Alexander the Good and his lady, Marina.

Alexander the Good (Romanian: Alexandru cel Bun pronounced [alekˈsandru t͡ʃel bun] or Alexandru I Mușat) was a Voivode (Prince) of Moldavia, reigning between 1400 and 1432,[1] son of Roman I Mușat. He succeeded Iuga to the throne,[2] and, as a ruler, initiated a series of reforms while consolidating the status of the Moldavian Principality.

Internal politics[edit]

Emissaries of the church of "Moldovlahia" to the Council of Constance in 1415, led by Grigore Ţamblac, and sent by Alexandru cel Bun

Alexander expanded the bureaucratical system by creating the "Council of the Voivode", the Chancellory and by adding (in 1403) the institution of Logofăt – Chancellor of the official Chancellery.

During his reign, he introduced new fiscal laws, by adding commercial privileges to the traders of Lviv (1408) and Kraków (1409), improved the situation of the trading routes (especially the one linking the port of Cetatea Albă to Poland), strengthened the forts guarding them, and expanded the Moldavian ports of Cetatea Albă and Chilia.

He also had a role in ending the conflict of the Moldavian Eastern Orthodox with the Patriarch of Constantinople; he built Bistrița Monastery where he is buried and continued the building of Neamț Monastery which was started in the previous century.

Foreign affairs[edit]

The main concern of Alexander the Good was to defend the country in wars against superior armies. In order to do that, he forged a system of alliances with Wallachia and Poland, generally against Hungary (although he had been backed to the throne by Sigismund of Hungary). In 1402, he was sworn vassal of Jogaila, the King of Poland.[3] The treaty was renewed in 1404, 1407, 1411 and 1415.
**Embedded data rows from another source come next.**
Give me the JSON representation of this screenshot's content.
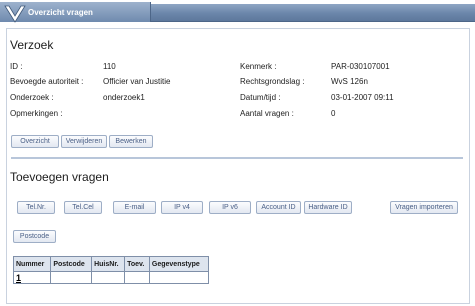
{
  "window": {
    "title": "Overzicht vragen"
  },
  "verzoek": {
    "heading": "Verzoek",
    "left": [
      {
        "label": "ID :",
        "value": "110"
      },
      {
        "label": "Bevoegde autoriteit :",
        "value": "Officier van Justitie"
      },
      {
        "label": "Onderzoek :",
        "value": "onderzoek1"
      },
      {
        "label": "Opmerkingen :",
        "value": ""
      }
    ],
    "right": [
      {
        "label": "Kenmerk :",
        "value": "PAR-030107001"
      },
      {
        "label": "Rechtsgrondslag :",
        "value": "WvS 126n"
      },
      {
        "label": "Datum/tijd :",
        "value": "03-01-2007 09:11"
      },
      {
        "label": "Aantal vragen :",
        "value": "0"
      }
    ],
    "buttons": {
      "overzicht": "Overzicht",
      "verwijderen": "Verwijderen",
      "bewerken": "Bewerken"
    }
  },
  "toevoegen": {
    "heading": "Toevoegen vragen",
    "buttons": {
      "telnr": "Tel.Nr.",
      "telcel": "Tel.Cel",
      "email": "E-mail",
      "ipv4": "IP v4",
      "ipv6": "IP v6",
      "accountid": "Account ID",
      "hardwareid": "Hardware ID",
      "importeren": "Vragen importeren",
      "postcode": "Postcode"
    },
    "table": {
      "columns": [
        "Nummer",
        "Postcode",
        "HuisNr.",
        "Toev.",
        "Gegevenstype"
      ],
      "rows": [
        [
          "1",
          "",
          "",
          "",
          ""
        ]
      ]
    }
  },
  "colors": {
    "titlebar": "#6b86aa",
    "button_text": "#4a5f86",
    "separator": "#b8c6da"
  }
}
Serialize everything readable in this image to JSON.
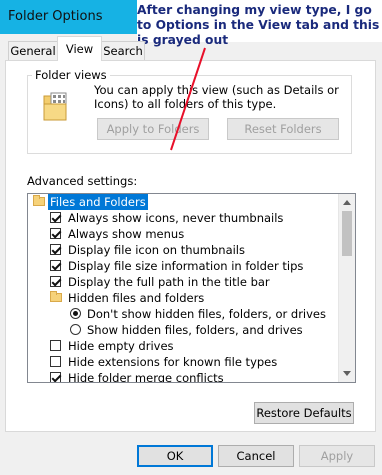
{
  "window": {
    "title": "Folder Options"
  },
  "annotation": {
    "text": "After changing my view type, I go to Options in the View tab and this is grayed out"
  },
  "tabs": [
    {
      "label": "General"
    },
    {
      "label": "View"
    },
    {
      "label": "Search"
    }
  ],
  "folder_views": {
    "group_label": "Folder views",
    "description": "You can apply this view (such as Details or Icons) to all folders of this type.",
    "apply_button": "Apply to Folders",
    "reset_button": "Reset Folders"
  },
  "advanced": {
    "label": "Advanced settings:",
    "items": [
      {
        "label": "Files and Folders",
        "type": "folder",
        "selected": true
      },
      {
        "label": "Always show icons, never thumbnails",
        "type": "checkbox",
        "checked": true
      },
      {
        "label": "Always show menus",
        "type": "checkbox",
        "checked": true
      },
      {
        "label": "Display file icon on thumbnails",
        "type": "checkbox",
        "checked": true
      },
      {
        "label": "Display file size information in folder tips",
        "type": "checkbox",
        "checked": true
      },
      {
        "label": "Display the full path in the title bar",
        "type": "checkbox",
        "checked": true
      },
      {
        "label": "Hidden files and folders",
        "type": "folder"
      },
      {
        "label": "Don't show hidden files, folders, or drives",
        "type": "radio",
        "checked": true
      },
      {
        "label": "Show hidden files, folders, and drives",
        "type": "radio",
        "checked": false
      },
      {
        "label": "Hide empty drives",
        "type": "checkbox",
        "checked": false
      },
      {
        "label": "Hide extensions for known file types",
        "type": "checkbox",
        "checked": false
      },
      {
        "label": "Hide folder merge conflicts",
        "type": "checkbox",
        "checked": true
      }
    ],
    "restore_button": "Restore Defaults"
  },
  "footer": {
    "ok": "OK",
    "cancel": "Cancel",
    "apply": "Apply"
  },
  "colors": {
    "titlebar": "#16b2e4",
    "annotation_text": "#1a2a7c",
    "highlight": "#0078d7",
    "annotation_line": "#e8102a"
  }
}
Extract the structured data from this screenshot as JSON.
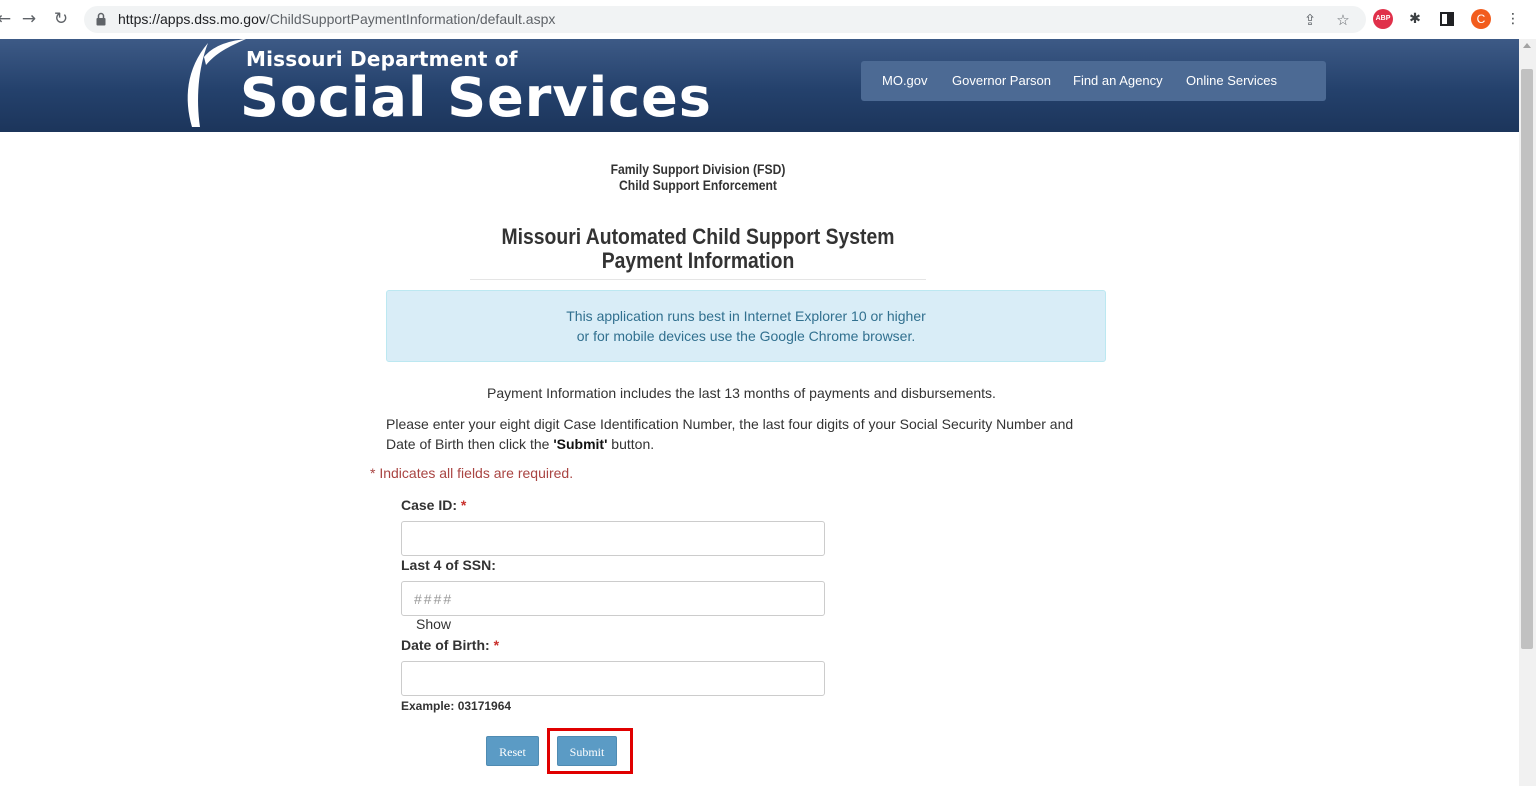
{
  "browser": {
    "url_host": "https://apps.dss.mo.gov",
    "url_path": "/ChildSupportPaymentInformation/default.aspx",
    "abp_label": "ABP",
    "avatar_letter": "C"
  },
  "header": {
    "logo_top": "Missouri Department of",
    "logo_main": "Social Services",
    "nav": [
      {
        "label": "MO.gov"
      },
      {
        "label": "Governor Parson"
      },
      {
        "label": "Find an Agency"
      },
      {
        "label": "Online Services"
      }
    ]
  },
  "main": {
    "division_line1": "Family Support Division (FSD)",
    "division_line2": "Child Support Enforcement",
    "title_line1": "Missouri Automated Child Support System",
    "title_line2": "Payment Information",
    "info_line1": "This application runs best in Internet Explorer 10 or higher",
    "info_line2": "or for mobile devices use the Google Chrome browser.",
    "payment_note": "Payment Information includes the last 13 months of payments and disbursements.",
    "instructions_line1": "Please enter your eight digit Case Identification Number, the last four digits of your Social Security Number and",
    "instructions_line2_pre": "Date of Birth then click the ",
    "instructions_bold": "'Submit'",
    "instructions_line2_post": " button.",
    "required_note": "* Indicates all fields are required."
  },
  "form": {
    "case_id_label": "Case ID:",
    "ssn_label": "Last 4 of SSN:",
    "ssn_placeholder": "####",
    "show_label": "Show",
    "dob_label": "Date of Birth:",
    "required_mark": "*",
    "dob_example": "Example: 03171964",
    "reset_label": "Reset",
    "submit_label": "Submit"
  },
  "colors": {
    "header_bg": "#24416c",
    "nav_bg": "#4c6a94",
    "info_bg": "#d9edf7",
    "info_text": "#31708f",
    "button_bg": "#5b9bc5",
    "required": "#a94442",
    "highlight": "#e00000"
  }
}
Alexander I of Moldavia (Alexandru cel Bun), monument by Tudor Cataraga

Alexander participated in two battles against the Teutonic Knights: in 1410 at Grunwald and in 1422 at Marienburg. In 1420, he also defended Moldavia against the first incursion by Ottomans at Cetatea Albă. He also got involved in the power struggles of Wallachia, by helping Radu II Prasnaglava in 1418–1419 and Alexandru I Aldea in 1429, mostly in order to prevent the capture of Chilia.

Due to a territorial claim of Poland and the previous failure of the Polish king to fulfill his part of the vassality treaty during an Ottoman attack in 1420, Alexander launched an attack on Poland during the Lithuanian Civil War (1431–1435). The attack ended with the treaty of Suceava on November 18, 1431.
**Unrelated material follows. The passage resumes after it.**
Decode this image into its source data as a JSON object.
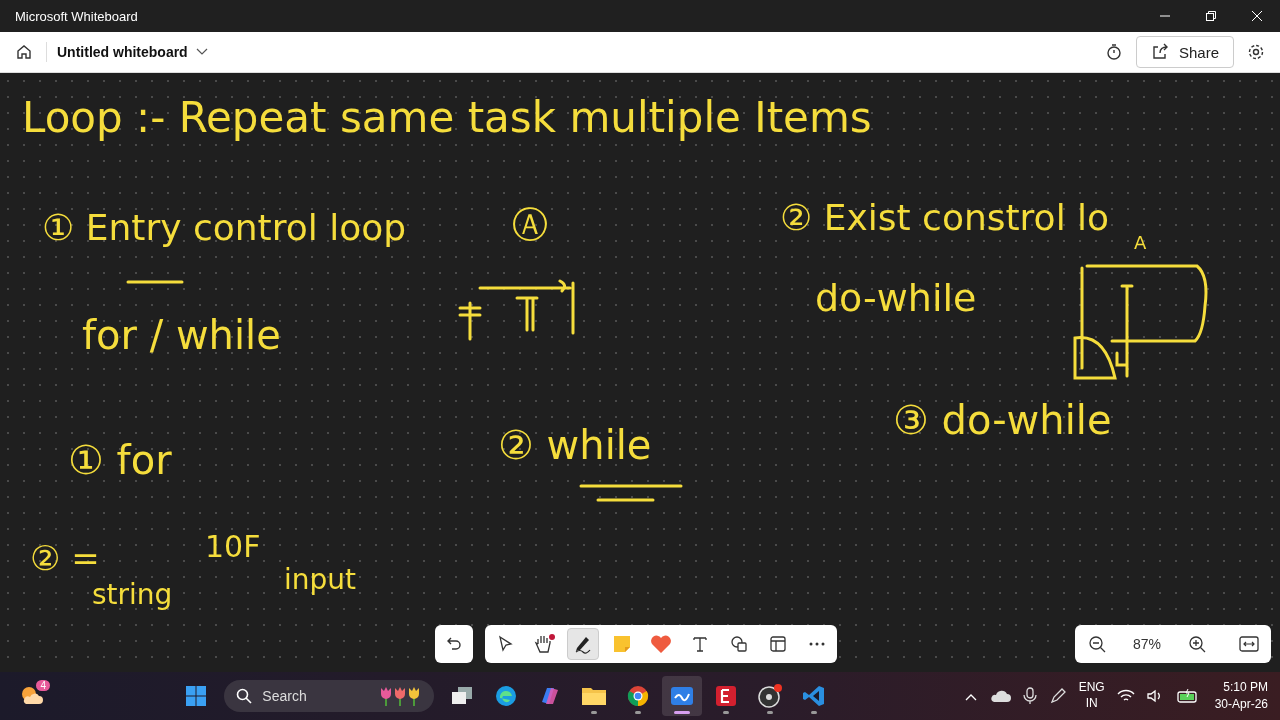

Personal life[edit]

The Prince's tomb at Bistrița Monastery

Alexandru cel Bun had four legitimate wives[citation needed] – Margareta Loszonc, Ana Neacşa, Rymgajla (daughter of Kęstutis and sister of Vytautas the Great of Lithuania; divorced in 1421), and Mariana. His sons later reigning in Moldavia - Iliaș, Stephen II, Petru II, Bogdan II (father of Stephen the Great) and Alexander.[4] He was father-in-law to Vlad II Dracul and grandfather to Vlad III the Impaler through his eldest daughter, Cneajna (or Vasilisa, or Maria Muşat).
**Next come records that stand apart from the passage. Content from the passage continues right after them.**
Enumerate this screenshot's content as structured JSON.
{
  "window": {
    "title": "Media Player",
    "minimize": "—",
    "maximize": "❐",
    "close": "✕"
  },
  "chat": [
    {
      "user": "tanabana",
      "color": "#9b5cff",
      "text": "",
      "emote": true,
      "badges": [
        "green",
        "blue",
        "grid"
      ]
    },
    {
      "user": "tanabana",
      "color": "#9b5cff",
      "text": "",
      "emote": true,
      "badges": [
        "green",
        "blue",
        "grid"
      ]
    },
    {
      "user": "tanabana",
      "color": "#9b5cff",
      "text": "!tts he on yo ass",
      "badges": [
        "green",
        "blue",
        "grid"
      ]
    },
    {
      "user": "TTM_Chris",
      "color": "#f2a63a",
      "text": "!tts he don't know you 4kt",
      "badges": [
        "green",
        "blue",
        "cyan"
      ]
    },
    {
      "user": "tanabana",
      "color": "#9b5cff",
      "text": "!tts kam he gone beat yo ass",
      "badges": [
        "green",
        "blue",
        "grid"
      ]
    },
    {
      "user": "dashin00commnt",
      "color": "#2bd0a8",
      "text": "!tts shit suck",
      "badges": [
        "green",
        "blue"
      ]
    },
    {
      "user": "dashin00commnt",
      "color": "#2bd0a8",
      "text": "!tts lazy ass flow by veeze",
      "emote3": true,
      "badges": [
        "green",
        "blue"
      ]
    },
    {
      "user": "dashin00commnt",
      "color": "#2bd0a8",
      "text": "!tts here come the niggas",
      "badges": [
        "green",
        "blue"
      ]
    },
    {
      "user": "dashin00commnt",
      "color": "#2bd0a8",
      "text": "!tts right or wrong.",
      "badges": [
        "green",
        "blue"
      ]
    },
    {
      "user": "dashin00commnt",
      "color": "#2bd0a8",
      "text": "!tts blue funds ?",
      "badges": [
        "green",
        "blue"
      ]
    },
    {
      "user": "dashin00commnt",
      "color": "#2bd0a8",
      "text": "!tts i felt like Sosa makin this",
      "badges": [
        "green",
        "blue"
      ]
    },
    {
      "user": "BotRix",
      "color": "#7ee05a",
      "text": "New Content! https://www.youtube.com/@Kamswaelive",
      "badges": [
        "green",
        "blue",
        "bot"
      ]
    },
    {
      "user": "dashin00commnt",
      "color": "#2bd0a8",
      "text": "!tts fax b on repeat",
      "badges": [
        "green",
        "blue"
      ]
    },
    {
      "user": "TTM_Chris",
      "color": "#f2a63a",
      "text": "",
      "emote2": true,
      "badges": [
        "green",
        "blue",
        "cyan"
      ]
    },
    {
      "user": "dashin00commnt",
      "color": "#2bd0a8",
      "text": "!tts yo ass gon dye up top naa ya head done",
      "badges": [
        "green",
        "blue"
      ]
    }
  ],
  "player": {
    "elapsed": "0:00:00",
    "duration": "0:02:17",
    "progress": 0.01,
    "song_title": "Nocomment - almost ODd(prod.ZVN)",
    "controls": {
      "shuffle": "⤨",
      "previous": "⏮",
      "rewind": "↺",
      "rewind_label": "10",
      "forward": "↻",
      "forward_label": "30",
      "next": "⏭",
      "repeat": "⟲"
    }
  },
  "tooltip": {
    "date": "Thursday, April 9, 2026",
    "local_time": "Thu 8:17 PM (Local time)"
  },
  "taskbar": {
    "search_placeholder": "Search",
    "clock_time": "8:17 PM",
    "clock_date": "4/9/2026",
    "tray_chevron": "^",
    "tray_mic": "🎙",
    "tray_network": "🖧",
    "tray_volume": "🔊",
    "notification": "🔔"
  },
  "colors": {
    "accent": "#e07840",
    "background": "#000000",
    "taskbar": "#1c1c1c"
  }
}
He died on January 1, 1432, and was buried in the Bistriţa Monastery.

See also[edit]

Notes[edit]

  1. ^ Vauchez, Andre (2001-04-01). Encyclopedia of the Middle Ages. Routledge. ISBN 1-57958-282-6. 
  2. ^ Williams, Henry Smith (1909). The Historians' History of the World. Hooper & Jackson. p. 242. ISBN 0-8419-0088-4. 
  3. ^ King, Charles H. (2000). The Moldovans: Romania, Russia, and the politics of culture. Stanford, CA: Hoover Institution Press. p. 15. ISBN 0-8179-9791-1. 
  4. ^ http://enciclopediaromaniei.ro/wiki/Alexandru_cel_Bun

External links[edit]

Preceded by
Iuga
Prince/Voivode of Moldavia
1400–1432
Succeeded by
Iliaş